females, hyperkeratotic skin, skeletal abnormalities, and growth
retardation. In this Td critical area, there are several genes and
many kinds of ESTs (Blair et al. 1995; Schindelhauer et al. 1996).
As one of these genes, Ebp (emopamil binding protein gene) was
recently identified to be the gene responsible for Td, which pos-
sesses a point mutation at the Ebp gene (Derry et al. 1999) and
was, therefore, evaluated as a candidate gene for Td
Ebp has been identified as a gene that encodes a nonglyco-
sylated type I integral membrane protein of endoplasmic reticulum
and shows high level expression in epithelial tissues such as liver,
intestine, adrenal gland, testis, ovary, and uterus of guinea pigs
(Hanner et al. 1995; Moebius et al. 1993). The EBP protein has
emopamil binding domains, including the sterol acceptor site and
the catalytic center (Moebius et al. 1996), which show ⌬
isomerase activity (Silve et al. 1996). Human sterol isomerase, a
homolog of mouse EBP, is suggested not only to play a role in
cholesterol biosynthesis, but also to affect lipoprotein internaliza-
tion (Dussossoy et al. 1999). In humans, mutations of EBP are
known to cause the genetic disorder of X-linked dominant chon-
drodysplasia punctata (CDPX2) (Braverman et al. 1999; Derry et
al. 1999). This syndrome of humans is lethal in most males, and
affected females display asymmetric hyperkeratotic skin and skel-
etal abnormalities (Bruch et al. 1995; Happle 1995; Heymans et al.
1985), which are similar to the phenotypes of Td and Td
this study, we examined whether or not the Td
sults from mutation of the Ebp gene.
Materials and methods
Cloning and sequencing of Ebp gene.
gene has been kept in
the congenic CKH strain in our laboratory.

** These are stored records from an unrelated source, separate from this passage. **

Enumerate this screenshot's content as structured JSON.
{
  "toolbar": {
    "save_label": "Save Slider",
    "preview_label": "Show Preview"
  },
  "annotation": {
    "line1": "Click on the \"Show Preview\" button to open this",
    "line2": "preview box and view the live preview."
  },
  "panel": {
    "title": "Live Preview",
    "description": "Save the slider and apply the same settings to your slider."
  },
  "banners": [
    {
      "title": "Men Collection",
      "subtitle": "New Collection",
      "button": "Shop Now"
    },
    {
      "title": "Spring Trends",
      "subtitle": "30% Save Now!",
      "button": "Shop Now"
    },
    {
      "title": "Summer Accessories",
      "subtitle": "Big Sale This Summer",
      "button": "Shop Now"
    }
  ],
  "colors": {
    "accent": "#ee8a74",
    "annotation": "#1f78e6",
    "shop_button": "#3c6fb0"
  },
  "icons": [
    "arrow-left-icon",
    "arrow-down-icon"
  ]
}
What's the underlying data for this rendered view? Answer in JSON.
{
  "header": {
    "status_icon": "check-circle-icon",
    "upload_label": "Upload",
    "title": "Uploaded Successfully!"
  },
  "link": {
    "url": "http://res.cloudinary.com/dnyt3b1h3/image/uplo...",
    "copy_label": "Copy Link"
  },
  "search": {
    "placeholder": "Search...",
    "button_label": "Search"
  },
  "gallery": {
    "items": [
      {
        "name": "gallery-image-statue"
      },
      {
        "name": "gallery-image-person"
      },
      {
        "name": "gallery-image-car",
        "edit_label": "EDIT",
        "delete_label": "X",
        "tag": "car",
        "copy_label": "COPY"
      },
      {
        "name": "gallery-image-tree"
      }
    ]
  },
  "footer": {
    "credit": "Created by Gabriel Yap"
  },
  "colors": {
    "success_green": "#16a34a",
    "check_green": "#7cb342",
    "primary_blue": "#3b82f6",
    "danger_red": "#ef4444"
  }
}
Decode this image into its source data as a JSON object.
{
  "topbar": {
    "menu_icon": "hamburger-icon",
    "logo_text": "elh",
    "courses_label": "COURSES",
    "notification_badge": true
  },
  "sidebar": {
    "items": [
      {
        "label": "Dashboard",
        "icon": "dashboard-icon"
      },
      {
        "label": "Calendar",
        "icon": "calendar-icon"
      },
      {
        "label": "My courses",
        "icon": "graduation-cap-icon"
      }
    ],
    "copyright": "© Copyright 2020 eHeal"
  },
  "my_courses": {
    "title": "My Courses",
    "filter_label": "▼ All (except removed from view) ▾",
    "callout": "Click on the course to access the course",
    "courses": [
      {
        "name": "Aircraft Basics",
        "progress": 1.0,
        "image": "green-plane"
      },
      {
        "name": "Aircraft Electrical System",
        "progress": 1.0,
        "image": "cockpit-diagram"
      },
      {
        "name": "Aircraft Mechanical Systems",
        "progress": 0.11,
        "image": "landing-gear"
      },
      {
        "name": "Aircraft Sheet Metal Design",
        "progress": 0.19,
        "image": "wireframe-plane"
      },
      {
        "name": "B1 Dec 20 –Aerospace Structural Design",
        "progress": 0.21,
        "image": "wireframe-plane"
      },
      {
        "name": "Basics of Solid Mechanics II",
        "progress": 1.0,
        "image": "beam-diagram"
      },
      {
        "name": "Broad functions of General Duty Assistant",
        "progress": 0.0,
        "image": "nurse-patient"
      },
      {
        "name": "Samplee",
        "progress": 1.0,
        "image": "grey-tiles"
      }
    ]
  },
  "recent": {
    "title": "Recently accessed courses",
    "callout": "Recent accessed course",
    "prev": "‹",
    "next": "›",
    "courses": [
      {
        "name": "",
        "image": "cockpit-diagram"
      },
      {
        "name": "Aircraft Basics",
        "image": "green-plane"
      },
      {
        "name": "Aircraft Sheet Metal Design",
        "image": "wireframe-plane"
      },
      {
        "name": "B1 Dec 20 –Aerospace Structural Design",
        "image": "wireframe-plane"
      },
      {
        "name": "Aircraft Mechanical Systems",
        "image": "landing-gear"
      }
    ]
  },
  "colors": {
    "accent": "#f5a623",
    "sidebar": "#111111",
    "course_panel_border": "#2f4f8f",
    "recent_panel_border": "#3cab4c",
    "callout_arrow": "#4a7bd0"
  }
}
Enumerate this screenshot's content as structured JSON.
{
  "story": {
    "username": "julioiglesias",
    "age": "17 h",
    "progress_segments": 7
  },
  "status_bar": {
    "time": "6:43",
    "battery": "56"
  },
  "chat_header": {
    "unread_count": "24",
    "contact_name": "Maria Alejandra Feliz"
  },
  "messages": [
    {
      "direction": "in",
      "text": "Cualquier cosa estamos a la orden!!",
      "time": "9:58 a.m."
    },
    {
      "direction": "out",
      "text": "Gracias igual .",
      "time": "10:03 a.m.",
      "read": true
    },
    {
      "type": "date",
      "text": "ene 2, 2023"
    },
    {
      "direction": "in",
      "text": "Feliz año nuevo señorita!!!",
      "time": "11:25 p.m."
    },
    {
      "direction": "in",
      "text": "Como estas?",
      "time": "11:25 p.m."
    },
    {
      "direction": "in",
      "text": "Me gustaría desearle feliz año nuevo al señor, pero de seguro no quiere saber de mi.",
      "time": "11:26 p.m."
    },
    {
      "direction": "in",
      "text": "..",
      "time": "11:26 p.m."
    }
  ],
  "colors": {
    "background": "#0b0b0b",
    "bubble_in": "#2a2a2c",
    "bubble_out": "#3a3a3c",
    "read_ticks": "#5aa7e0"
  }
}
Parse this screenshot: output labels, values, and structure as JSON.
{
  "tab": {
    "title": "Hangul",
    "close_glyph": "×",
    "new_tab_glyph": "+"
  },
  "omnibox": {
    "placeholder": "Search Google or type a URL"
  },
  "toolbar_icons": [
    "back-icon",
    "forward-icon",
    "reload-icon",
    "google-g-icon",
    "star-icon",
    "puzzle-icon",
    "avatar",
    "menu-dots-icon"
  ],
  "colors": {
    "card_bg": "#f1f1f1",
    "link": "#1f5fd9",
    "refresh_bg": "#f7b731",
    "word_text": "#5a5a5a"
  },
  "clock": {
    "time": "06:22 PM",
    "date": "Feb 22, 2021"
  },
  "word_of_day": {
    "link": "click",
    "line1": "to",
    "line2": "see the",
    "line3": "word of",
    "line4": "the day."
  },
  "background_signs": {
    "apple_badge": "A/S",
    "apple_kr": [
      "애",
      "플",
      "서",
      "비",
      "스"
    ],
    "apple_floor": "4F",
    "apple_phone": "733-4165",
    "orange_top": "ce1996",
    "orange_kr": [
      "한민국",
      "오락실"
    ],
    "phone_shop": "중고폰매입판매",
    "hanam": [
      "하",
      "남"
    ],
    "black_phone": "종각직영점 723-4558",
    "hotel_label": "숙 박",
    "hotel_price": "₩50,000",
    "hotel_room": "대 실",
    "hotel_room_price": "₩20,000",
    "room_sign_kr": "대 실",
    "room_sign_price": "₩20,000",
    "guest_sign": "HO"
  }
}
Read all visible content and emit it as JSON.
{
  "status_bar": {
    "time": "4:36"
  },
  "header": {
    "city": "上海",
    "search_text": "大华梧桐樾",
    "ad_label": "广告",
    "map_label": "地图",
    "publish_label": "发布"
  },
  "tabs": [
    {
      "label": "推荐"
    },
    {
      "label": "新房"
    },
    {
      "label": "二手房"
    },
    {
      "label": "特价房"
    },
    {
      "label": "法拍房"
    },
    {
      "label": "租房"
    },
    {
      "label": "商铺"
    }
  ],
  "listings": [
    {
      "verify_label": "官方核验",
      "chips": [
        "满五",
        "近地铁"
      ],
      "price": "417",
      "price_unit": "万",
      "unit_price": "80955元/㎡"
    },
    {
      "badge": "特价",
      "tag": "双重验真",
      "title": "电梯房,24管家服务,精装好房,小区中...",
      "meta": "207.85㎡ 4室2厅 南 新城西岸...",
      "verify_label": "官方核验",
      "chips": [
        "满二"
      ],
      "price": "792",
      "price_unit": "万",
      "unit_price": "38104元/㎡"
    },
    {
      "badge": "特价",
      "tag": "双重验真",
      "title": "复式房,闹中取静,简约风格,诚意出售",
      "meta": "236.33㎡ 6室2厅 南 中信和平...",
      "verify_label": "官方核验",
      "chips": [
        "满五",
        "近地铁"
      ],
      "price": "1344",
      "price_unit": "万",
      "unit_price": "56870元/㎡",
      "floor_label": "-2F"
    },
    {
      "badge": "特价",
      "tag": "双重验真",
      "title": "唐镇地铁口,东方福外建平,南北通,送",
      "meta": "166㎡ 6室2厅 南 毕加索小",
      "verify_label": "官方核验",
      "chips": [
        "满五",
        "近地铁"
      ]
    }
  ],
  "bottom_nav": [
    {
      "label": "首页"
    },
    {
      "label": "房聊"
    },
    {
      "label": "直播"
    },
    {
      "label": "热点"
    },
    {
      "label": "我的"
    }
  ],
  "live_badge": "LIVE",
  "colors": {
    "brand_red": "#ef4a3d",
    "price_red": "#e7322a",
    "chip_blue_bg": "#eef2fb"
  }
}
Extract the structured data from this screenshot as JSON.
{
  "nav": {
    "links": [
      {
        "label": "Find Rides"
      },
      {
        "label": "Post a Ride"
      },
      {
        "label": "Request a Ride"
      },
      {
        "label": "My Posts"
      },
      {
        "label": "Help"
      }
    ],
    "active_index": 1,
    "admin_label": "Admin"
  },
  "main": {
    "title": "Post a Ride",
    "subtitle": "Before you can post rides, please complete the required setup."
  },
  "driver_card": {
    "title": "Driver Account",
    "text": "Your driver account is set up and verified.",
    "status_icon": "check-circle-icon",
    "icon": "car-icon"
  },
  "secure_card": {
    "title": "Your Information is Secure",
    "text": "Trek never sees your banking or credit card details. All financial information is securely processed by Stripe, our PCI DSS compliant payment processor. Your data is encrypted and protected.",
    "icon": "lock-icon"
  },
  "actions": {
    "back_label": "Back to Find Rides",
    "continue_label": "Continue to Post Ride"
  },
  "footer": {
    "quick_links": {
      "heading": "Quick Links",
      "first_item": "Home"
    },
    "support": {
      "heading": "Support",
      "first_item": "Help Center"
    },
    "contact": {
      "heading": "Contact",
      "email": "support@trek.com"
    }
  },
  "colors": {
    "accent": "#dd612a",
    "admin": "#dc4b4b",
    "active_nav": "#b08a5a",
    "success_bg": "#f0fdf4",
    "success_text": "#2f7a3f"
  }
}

Total RNAs of Td
normal congenic males were extracted from each three independent em-
bryos at 12.5 days post-coitum (dpc) using Isogen (Nippon Gene, Tokyo,
Japan). The full coding region of the Ebp cDNA was synthesized with
reverse transcription-polymerase chain reaction (RT-PCR) from 3 gof
total RNA using Superscript™ II (Gibco-BRL, Gaithersburg, Md.). PCR
was carried out with primer 1 (TAT GTA CGA AGC TGC CAG CG;
position 104–123) and primer 2 (CCT GTG CGA GGA GGA AGA AG;
position 914–895) with a Takara PCR thermal cycler (Takara, Kyoto,
Japan), starting at 94°C for 5 min (one cycle), followed by 30 cycles of
94°C for 1 min, 65°C for 1 min, and 72°C for 1 min, and at 4°C at the end.
The PCR mixture and enzymes were purchased from Toyobo (Osaka,
Japan). For ligation of the PCR product, pGEM-T Easy vector (Promega,
Madison, WI) was used. DNA sequencing was performed with an ABI
Prism 377 genetic analyzer (Perkin Elmer Cetus, Norwalk, Conn.) with an
ABI Prism™ dye terminator cycle sequencing reaction kit (Perkin Elmer
Sterol content of plasma.
Plasma (100 l) was obtained from 8-week-
/+ females and age-matched controls from CKH normal
females. Sterol content of plasma samples was determined by gas chro-
matography and selected-ion mass spectrometry (GC/MS) in comparison
with purified sterol standards as described (Kelley 1995).
Northern blot analysis.
Total RNAs from the embryos at 12.5 dpc and
the livers of 8-week-old females were isolated with Isogen, and 20 gof
each RNA was loaded in a lane of electrophoresed agarose gel for Northern
blot analysis. Northern blotting was performed in hybridization buffer
containing 5× SSC (1× SSC consisted of 150 m
NaCl and 15 m
citrate, pH 7.0), 5× Denhart’s solution (1× Denhart’s solution consisted of
20 mg of polyvinyl pyrrolidone, 20 mg of Ficoll 400, and 20 mg of bovine
serum albumin per 100 ml), 0.5% SDS, 0.2 mg/ml salmon sperm DNA, and
50% formamide for 16 h at 42°C with the [␣-
P]dCTP labeled probe of
Ebp cDNA, which was made from the PCR product using primers 1 and 2.
After hybridization, the filter was washed twice with 2× SSC and 2% SDS,
each time for 5 min at 42°C, and 0.1× SSC and 0.1% SDS for 5 min at
65°C, and then exposed to X-ray film (Fuji Photofilm Co., Tokyo, Japan)
at −80°C. The filters were reused for the internal standard probe of the
glyceraldehyde-3-phosphate dehydrogenase gene after dehybridization.
The sequence of Ebp cDNA. The full coding region of Ebp cDNA
from the Td
male embryo was isolated and sequenced. Double
Correspondence to: T. Watanabe; E-mail: firstname.lastname@example.org.
Mammalian Genome 12, 602–605 (2001).
© Springer-Verlag New York Inc. 2001